Two weeks ago, John Calipari said he met individually with each member of the Kentucky Wildcats to define their roles. This was in the midst of his only four game losing streak at Kentucky, and he wanted to be clear about what each player needed to do in order for the team to have success.
After Kentucky’s fourth consecutive victory following these role defining conversations, Calipari was asked about the content of those conversations.
“Well, what I did was defined how we would play as a team and then how each individual would play. And that who we would go through. In other words, we’re not just running offense to run offense, we’re playing through a player. And we’re going to play through this guy and this guy, if you have a problem with that, come and see me, I’ll just, you’re sitting the bench.
“And we will count on them to make plays for us. And occasionally we’re going to play through this guy, because he’s a beast. And if he gets it going, we’ll play through him. The rest of you, we’re not playing through you. And what happens is we score more, less turnovers, more assists, five guys in double figures.”

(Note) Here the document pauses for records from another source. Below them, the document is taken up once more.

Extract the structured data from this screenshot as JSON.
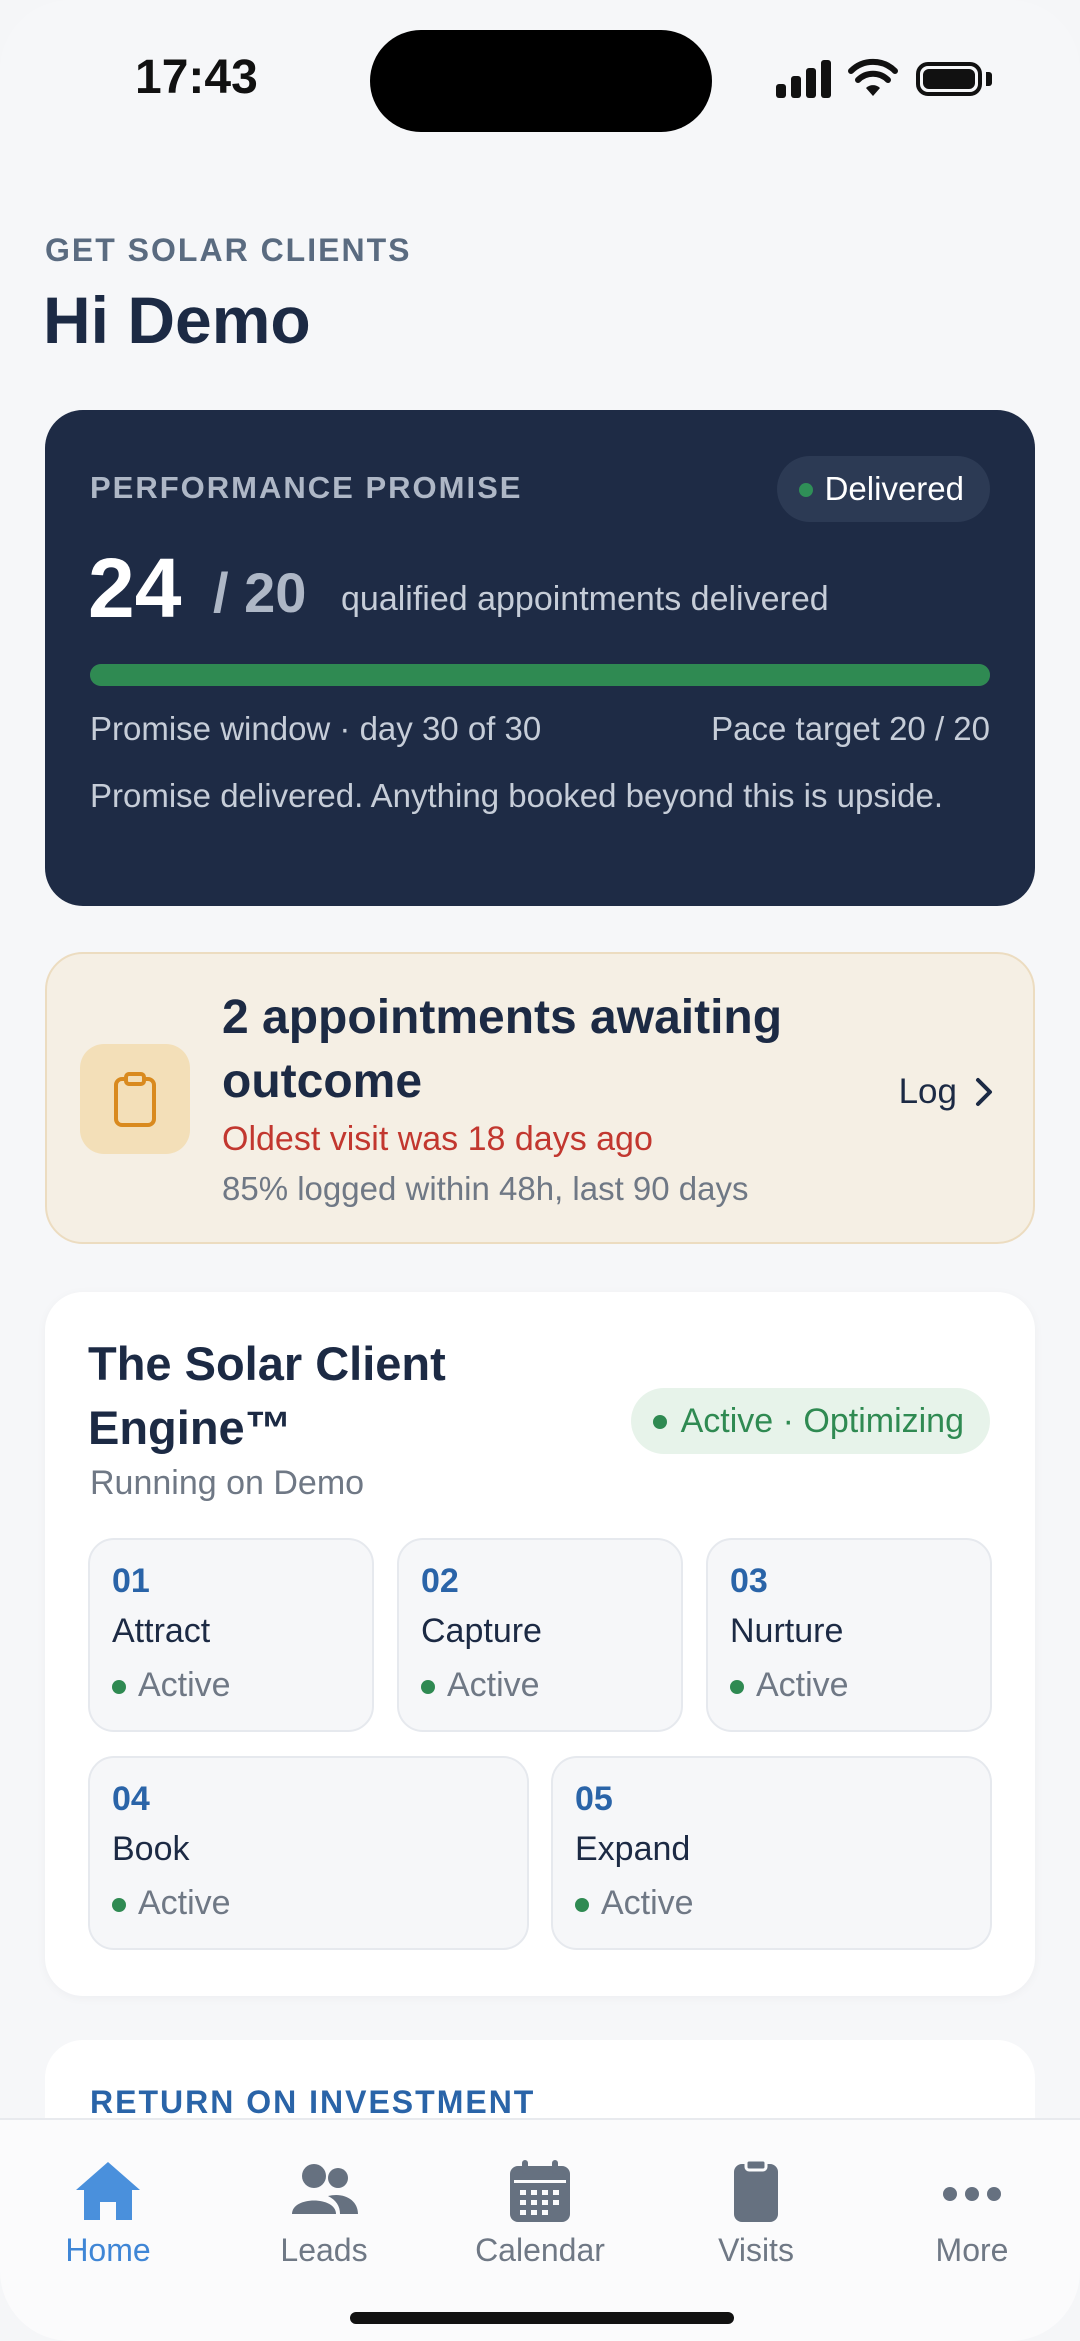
{
  "status_bar": {
    "time": "17:43"
  },
  "header": {
    "eyebrow": "GET SOLAR CLIENTS",
    "greeting": "Hi Demo"
  },
  "promise": {
    "label": "PERFORMANCE PROMISE",
    "badge": "Delivered",
    "delivered": "24",
    "target": "/ 20",
    "description": "qualified appointments delivered",
    "progress": 1.0,
    "window_text": "Promise window · day 30 of 30",
    "pace_text": "Pace target 20 / 20",
    "note": "Promise delivered. Anything booked beyond this is upside."
  },
  "awaiting": {
    "title": "2 appointments awaiting outcome",
    "warning": "Oldest visit was 18 days ago",
    "stat": "85% logged within 48h, last 90 days",
    "action_label": "Log",
    "icon": "clipboard-icon"
  },
  "engine": {
    "title": "The Solar Client Engine™",
    "subtitle": "Running on Demo",
    "badge": "Active · Optimizing",
    "stages": [
      {
        "num": "01",
        "name": "Attract",
        "status": "Active"
      },
      {
        "num": "02",
        "name": "Capture",
        "status": "Active"
      },
      {
        "num": "03",
        "name": "Nurture",
        "status": "Active"
      },
      {
        "num": "04",
        "name": "Book",
        "status": "Active"
      },
      {
        "num": "05",
        "name": "Expand",
        "status": "Active"
      }
    ]
  },
  "roi": {
    "label": "RETURN ON INVESTMENT"
  },
  "tabs": [
    {
      "label": "Home",
      "icon": "home-icon",
      "active": true
    },
    {
      "label": "Leads",
      "icon": "people-icon",
      "active": false
    },
    {
      "label": "Calendar",
      "icon": "calendar-icon",
      "active": false
    },
    {
      "label": "Visits",
      "icon": "clipboard-icon",
      "active": false
    },
    {
      "label": "More",
      "icon": "more-icon",
      "active": false
    }
  ],
  "colors": {
    "accent": "#3f86d6",
    "navy": "#1e2b45",
    "success": "#2f8a52",
    "danger": "#c2372f"
  }
}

Upon hearing this, the first thing I did was trying to put together the puzzle of which guy was each “this guy” in his comment. While it may be clear to some who those players are, I wanted to look at see if the numbers matched my assumptions.
Obviously, he says the offense is running through two guys. The plays will be called for them and everyone else can feed off of their play-making. It is the perfect strategy to do what Calipari had hoped (limiting turnovers, increasing assists, etc.).
Considering that Shai Gilgeous-Alexander has been the team’s best player, according to Calipari himself, it seems obvious that he is one of those two guys. He leads the team in minutes played (32.8) and assists per game (4.9), and is second in points (13).
There is only one other player averaging more than 27 minutes per game, and that happens to be the team’s leading scorer Kevin Knox. He is playing nearly as many minutes as SGA (32.4) and is putting 15.8 points on the board each game.
Obviously, these two guys are the first options that the offense will run through. But what about the third guy that the team will play through “if he gets going”? The statistics get very muddled after those first two guys.
Hamidou Diallo is averaging 10.7 points per game in 25.3 minutes, PJ Washington is getting 10.3 points in 26.8 minutes, and Quade Green is going for 10.2 points in 25.7 minutes. There is a significant drop-off in offensive production after Green.
So I guess it really comes down to which of those guys you consider a beast. Calipari may have called Green an “absolute killer” after Wednesdays game, and Hami is an athletic freak, but PJ is the only one in this group (and on the entire team, honestly) that could rightfully be called a beast.
We have seen Washington dominate games sporadically this season, most recently his season high of 22 points against Mississippi State and his double-double against Arkansas. It should be no surprise that Cal plans to feed him the ball when he gets in a came where nobody can stop him from getting to the basket.
So in the biggest shocker of the season, the three guys Calipari trusts the most with the ball are also the players that get the most minutes.
Regardless of how obvious his comments were, it is good to see the numbers line up with the plan moving forward. And at least for the four most recent games, that plan seems to working perfectly.